→ **Input data**

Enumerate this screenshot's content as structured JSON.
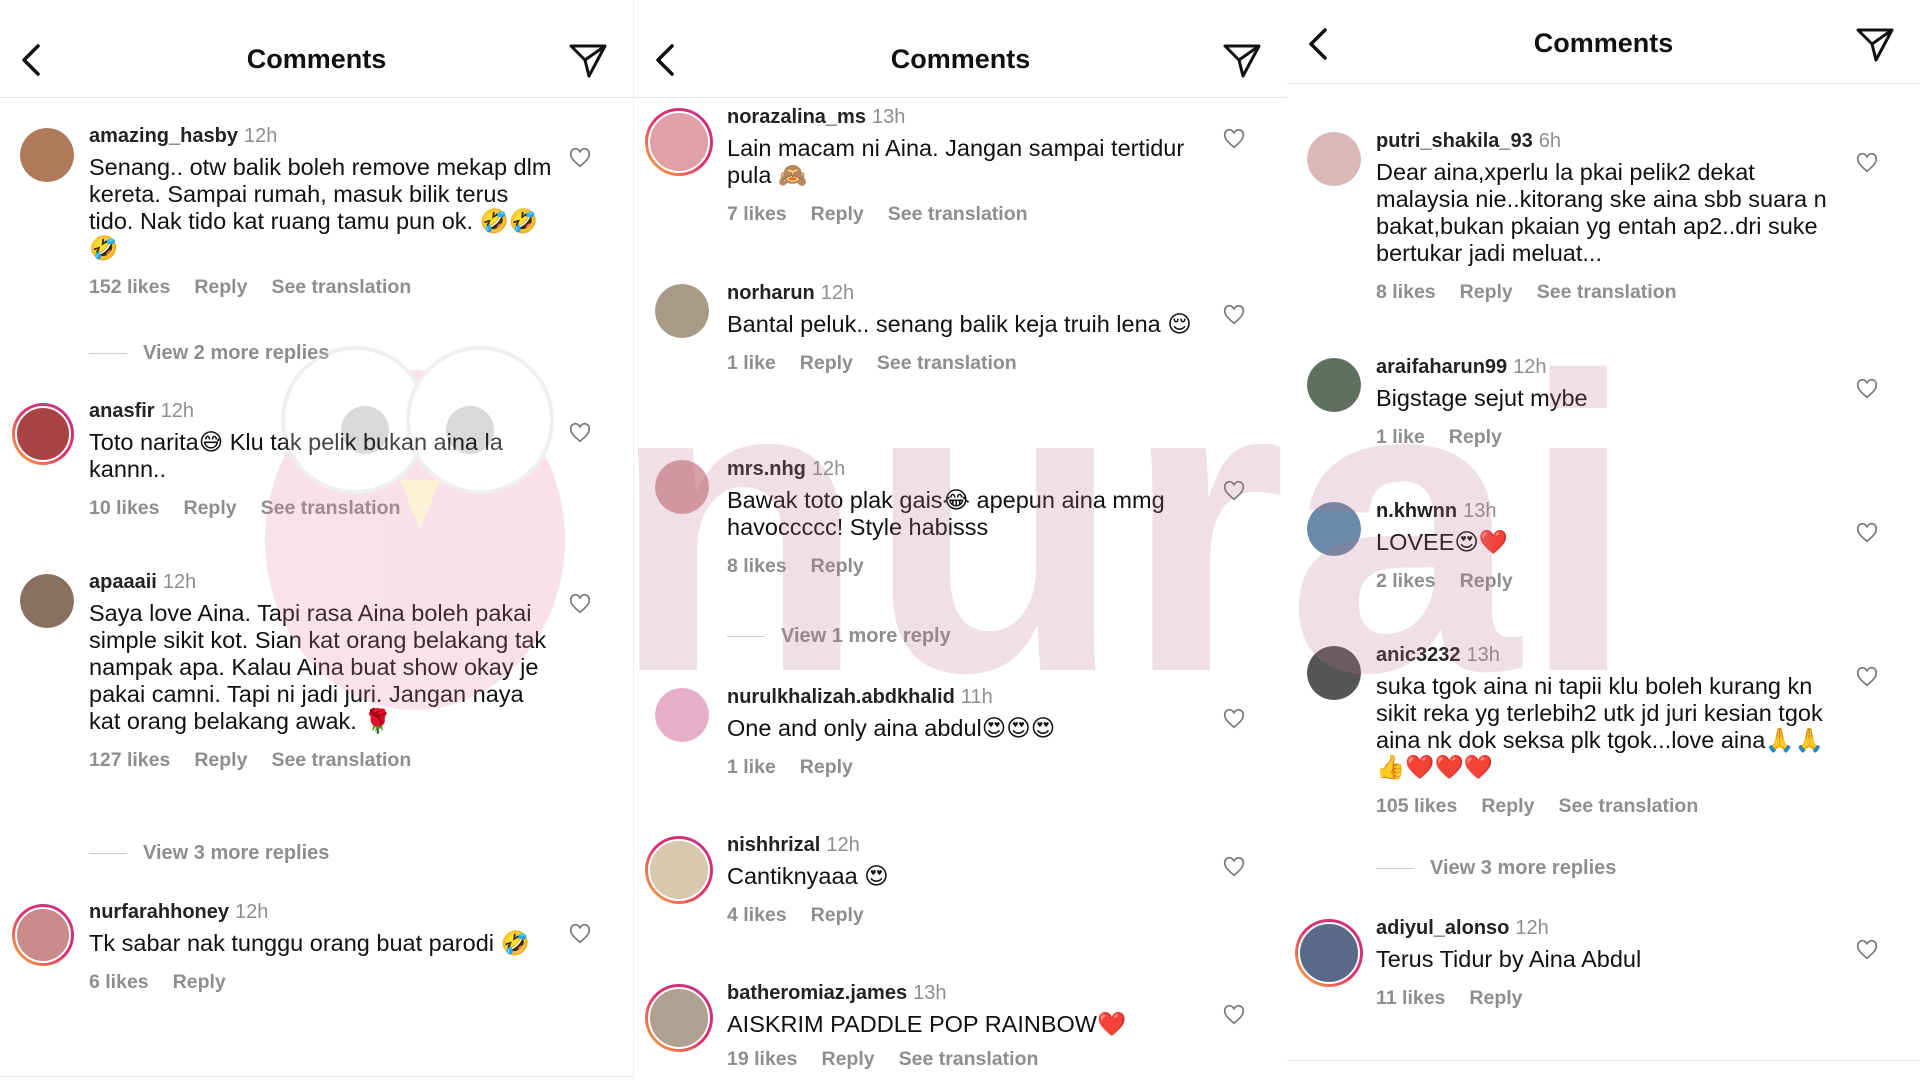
{
  "panels": [
    {
      "header": {
        "title": "Comments"
      },
      "comments": [
        {
          "username": "amazing_hasby",
          "time": "12h",
          "text": "Senang.. otw balik boleh remove mekap dlm kereta. Sampai rumah, masuk bilik terus tido. Nak tido kat ruang tamu pun ok. 🤣🤣🤣",
          "likes": "152 likes",
          "reply": "Reply",
          "translation": "See translation",
          "more_replies": "View 2 more replies",
          "avatar_color": "#b07a5a"
        },
        {
          "username": "anasfir",
          "time": "12h",
          "text": "Toto narita😅 Klu tak pelik bukan aina la kannn..",
          "likes": "10 likes",
          "reply": "Reply",
          "translation": "See translation",
          "more_replies": "",
          "avatar_color": "#a44"
        },
        {
          "username": "apaaaii",
          "time": "12h",
          "text": "Saya love Aina. Tapi rasa Aina boleh pakai simple sikit kot. Sian kat orang belakang tak nampak apa. Kalau Aina buat show okay je pakai camni. Tapi ni jadi juri. Jangan naya kat orang belakang awak. 🌹",
          "likes": "127 likes",
          "reply": "Reply",
          "translation": "See translation",
          "more_replies": "View 3 more replies",
          "avatar_color": "#8a7060"
        },
        {
          "username": "nurfarahhoney",
          "time": "12h",
          "text": "Tk sabar nak tunggu orang buat parodi 🤣",
          "likes": "6 likes",
          "reply": "Reply",
          "translation": "",
          "more_replies": "",
          "avatar_color": "#c98a8a"
        }
      ]
    },
    {
      "header": {
        "title": "Comments"
      },
      "comments": [
        {
          "username": "norazalina_ms",
          "time": "13h",
          "text": "Lain macam ni Aina. Jangan sampai tertidur pula 🙈",
          "likes": "7 likes",
          "reply": "Reply",
          "translation": "See translation",
          "more_replies": "",
          "avatar_color": "#e0a0a8"
        },
        {
          "username": "norharun",
          "time": "12h",
          "text": "Bantal peluk.. senang balik keja truih lena 😌",
          "likes": "1 like",
          "reply": "Reply",
          "translation": "See translation",
          "more_replies": "",
          "avatar_color": "#a89a86"
        },
        {
          "username": "mrs.nhg",
          "time": "12h",
          "text": "Bawak toto plak gais😂 apepun aina mmg havoccccc! Style habisss",
          "likes": "8 likes",
          "reply": "Reply",
          "translation": "",
          "more_replies": "View 1 more reply",
          "avatar_color": "#d8a0a8"
        },
        {
          "username": "nurulkhalizah.abdkhalid",
          "time": "11h",
          "text": "One and only aina abdul😍😍😍",
          "likes": "1 like",
          "reply": "Reply",
          "translation": "",
          "more_replies": "",
          "avatar_color": "#e8b0c8"
        },
        {
          "username": "nishhrizal",
          "time": "12h",
          "text": "Cantiknyaaa 😍",
          "likes": "4 likes",
          "reply": "Reply",
          "translation": "",
          "more_replies": "",
          "avatar_color": "#d8c8b0"
        },
        {
          "username": "batheromiaz.james",
          "time": "13h",
          "text": "AISKRIM PADDLE POP RAINBOW❤️",
          "likes": "19 likes",
          "reply": "Reply",
          "translation": "See translation",
          "more_replies": "",
          "avatar_color": "#b0a090"
        }
      ]
    },
    {
      "header": {
        "title": "Comments"
      },
      "comments": [
        {
          "username": "putri_shakila_93",
          "time": "6h",
          "text": "Dear aina,xperlu la pkai pelik2 dekat malaysia nie..kitorang ske aina sbb suara n bakat,bukan pkaian yg entah ap2..dri suke bertukar jadi meluat...",
          "likes": "8 likes",
          "reply": "Reply",
          "translation": "See translation",
          "more_replies": "",
          "avatar_color": "#d8b8b8"
        },
        {
          "username": "araifaharun99",
          "time": "12h",
          "text": "Bigstage sejut mybe",
          "likes": "1 like",
          "reply": "Reply",
          "translation": "",
          "more_replies": "",
          "avatar_color": "#607060"
        },
        {
          "username": "n.khwnn",
          "time": "13h",
          "text": "LOVEE😍❤️",
          "likes": "2 likes",
          "reply": "Reply",
          "translation": "",
          "more_replies": "",
          "avatar_color": "#6a8aa8"
        },
        {
          "username": "anic3232",
          "time": "13h",
          "text": "suka tgok aina ni tapii klu boleh kurang kn sikit reka yg terlebih2 utk jd juri kesian tgok aina nk dok seksa plk tgok...love aina🙏🙏👍❤️❤️❤️",
          "likes": "105 likes",
          "reply": "Reply",
          "translation": "See translation",
          "more_replies": "View 3 more replies",
          "avatar_color": "#555"
        },
        {
          "username": "adiyul_alonso",
          "time": "12h",
          "text": "Terus Tidur by Aina Abdul",
          "likes": "11 likes",
          "reply": "Reply",
          "translation": "",
          "more_replies": "",
          "avatar_color": "#5a6a8a"
        }
      ]
    }
  ],
  "watermark": {
    "text": "nurai"
  }
}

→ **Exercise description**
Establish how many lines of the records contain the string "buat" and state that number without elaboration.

→ **Answer for the task**
2